Quinnesec, MI Chemical Plant Explosion, July 1974


Quinnesec, Mich. (UPI) -- FIremen worked cautiously through the night to prevent more explosions at a Gulf Oil nitrate plant where a series of blasts Monday shattered windows in an eight-mile area and killed a fireman.
Fearing more explosions at the facility in Michigan's Upper Peninsula, firemen sought to keep pockets of flames from reaching two tank cars loaded with chemicals.
Four violent explosions, triggered by a gasoline fire in a garage, tore through the plant Monday. The manager of the facility, J. P. Jones, drove a truck loaded with explosive chemicals out of the burning garage shortly before the first blast and was praised for heroism by Gulf officials.
JAMES OLSON, 18, who was driving his car to the plant after the fire broke out, was killed. The first explosion flung a rear truck axle against the young fireman's car, killing him but missing a passenger.
Two youths, STEVE PETERS, the passenger in OLSON'S car, and 13-year-old SCOTT SPARAPANI who lived nearby, were hospitalized with minor injuries. Several other persons were treated for cuts from flying glass, rocks and steel.
Three more blasts followed during a 30-minute span. Shrapnel whizzed through the area. WIndows shattered in homes and business places. A set of truck wheels flew 1,000 yards and barely missed a state trooper. Electricity was knocked out in the city of Norway, nearly five miles away.
About 50 residents were evacuated and the highway was closed to traffic for several hours.
Jones said he spotted flames coming from a truck in the garage and was unable to extinguish them.
"The flames were coming out of the truck and just turned into a giant ball of fire," he said.
He warned the plant's seven employes to get away from the area.
He then drove another truck away.
"The situation could have been much worse except for the fact that he risked his life to go back and drive that truck away from the flames," said David Narr at Gulf headquarters in Tulsa, Okla.

Kingsport Times Tennessee 1974-07-23



I am Jim Olson's younger brother and can verify that it was Steve's car and that Steve was the driver.

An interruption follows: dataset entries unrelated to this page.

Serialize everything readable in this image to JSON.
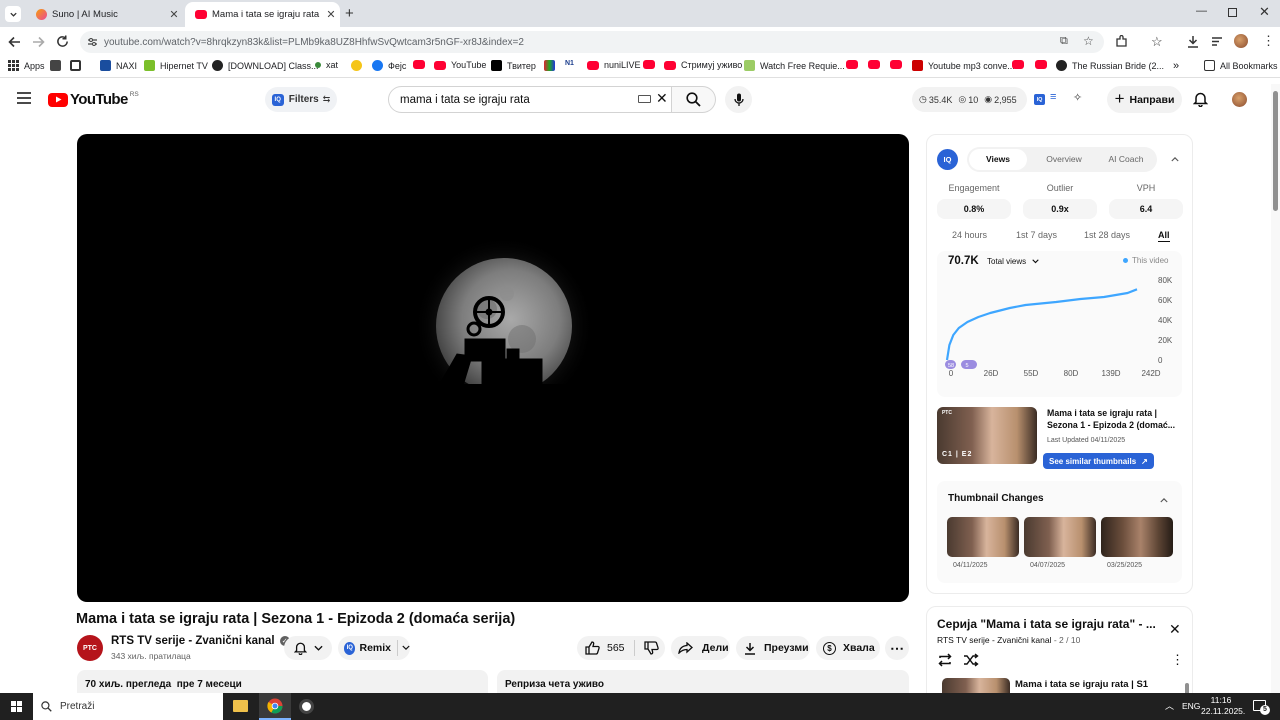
{
  "browser": {
    "tabs": [
      {
        "title": "Suno | AI Music"
      },
      {
        "title": "Mama i tata se igraju rata | Sez"
      }
    ],
    "url": "youtube.com/watch?v=8hrqkzyn83k&list=PLMb9ka8UZ8HhfwSvQwtcam3r5nGF-xr8J&index=2",
    "bookmarks": [
      "Apps",
      "NAXI",
      "Hipernet TV",
      "[DOWNLOAD] Class...",
      "xat",
      "Фејс",
      "YouTube",
      "Твитер",
      "nuniLIVE",
      "Стримуј уживо",
      "Watch Free Requie...",
      "Youtube mp3 conve...",
      "The Russian Bride (2..."
    ],
    "all_bookmarks": "All Bookmarks"
  },
  "youtube": {
    "logo_text": "YouTube",
    "region": "RS",
    "filters_label": "Filters",
    "search_value": "mama i tata se igraju rata",
    "header_stats": {
      "views": "35.4K",
      "count": "10",
      "watching": "2,955"
    },
    "create_label": "Направи"
  },
  "video": {
    "title": "Mama i tata se igraju rata | Sezona 1 - Epizoda 2 (domaća serija)",
    "channel_logo": "РТС",
    "channel_name": "RTS TV serije - Zvanični kanal",
    "subscribers": "343 хиљ. пратилаца",
    "remix_label": "Remix",
    "likes": "565",
    "share_label": "Дели",
    "download_label": "Преузми",
    "thanks_label": "Хвала",
    "description_views": "70 хиљ. прегледа  пре 7 месеци",
    "chat_replay": "Реприза чета уживо"
  },
  "vidiq": {
    "tabs": [
      "Views",
      "Overview",
      "AI Coach"
    ],
    "metrics": [
      {
        "label": "Engagement",
        "value": "0.8%"
      },
      {
        "label": "Outlier",
        "value": "0.9x"
      },
      {
        "label": "VPH",
        "value": "6.4"
      }
    ],
    "ranges": [
      "24 hours",
      "1st 7 days",
      "1st 28 days",
      "All"
    ],
    "total": "70.7K",
    "dropdown": "Total views",
    "legend": "This video",
    "thumb_title": "Mama i tata se igraju rata | Sezona 1 - Epizoda 2 (domać...",
    "last_updated": "Last Updated 04/11/2025",
    "similar_button": "See similar thumbnails",
    "thumbnail_changes_title": "Thumbnail Changes",
    "thumbnail_dates": [
      "04/11/2025",
      "04/07/2025",
      "03/25/2025"
    ],
    "thumb_caption": "C1 | E2"
  },
  "chart_data": {
    "type": "line",
    "x_tick_labels": [
      "0",
      "26D",
      "55D",
      "80D",
      "139D",
      "242D"
    ],
    "y_tick_labels": [
      "80K",
      "60K",
      "40K",
      "20K",
      "0"
    ],
    "ylim": [
      0,
      80000
    ],
    "xlim": [
      0,
      242
    ],
    "series": [
      {
        "name": "This video",
        "color": "#3ea6ff",
        "x": [
          0,
          3,
          8,
          15,
          26,
          40,
          55,
          70,
          80,
          100,
          139,
          170,
          200,
          230,
          242
        ],
        "y": [
          0,
          15000,
          25000,
          32000,
          38000,
          43000,
          47000,
          50000,
          52000,
          55000,
          58000,
          61000,
          63000,
          67000,
          70700
        ]
      }
    ],
    "markers": [
      "58",
      "5"
    ]
  },
  "playlist": {
    "title": "Серија \"Mama i tata se igraju rata\" - ...",
    "channel": "RTS TV serije - Zvanični kanal",
    "position": "2 / 10",
    "first_item": "Mama i tata se igraju rata | S1"
  },
  "taskbar": {
    "search_placeholder": "Pretraži",
    "lang": "ENG",
    "time": "11:16",
    "date": "22.11.2025.",
    "notif_count": "5"
  }
}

The article was taken directly from the newspaper at the end of the article and reflects the accuracy and or inaccuracy of that paper ....

Incorrect Information

I am the Steve Peters mentioned in the article. I am not sure of the source of this information, but it is not entirely correct. For starters I was the driver of the car not Jim Olson. He was a passenger in my car. As for the rest of the story I am skeptical of it's accuracy.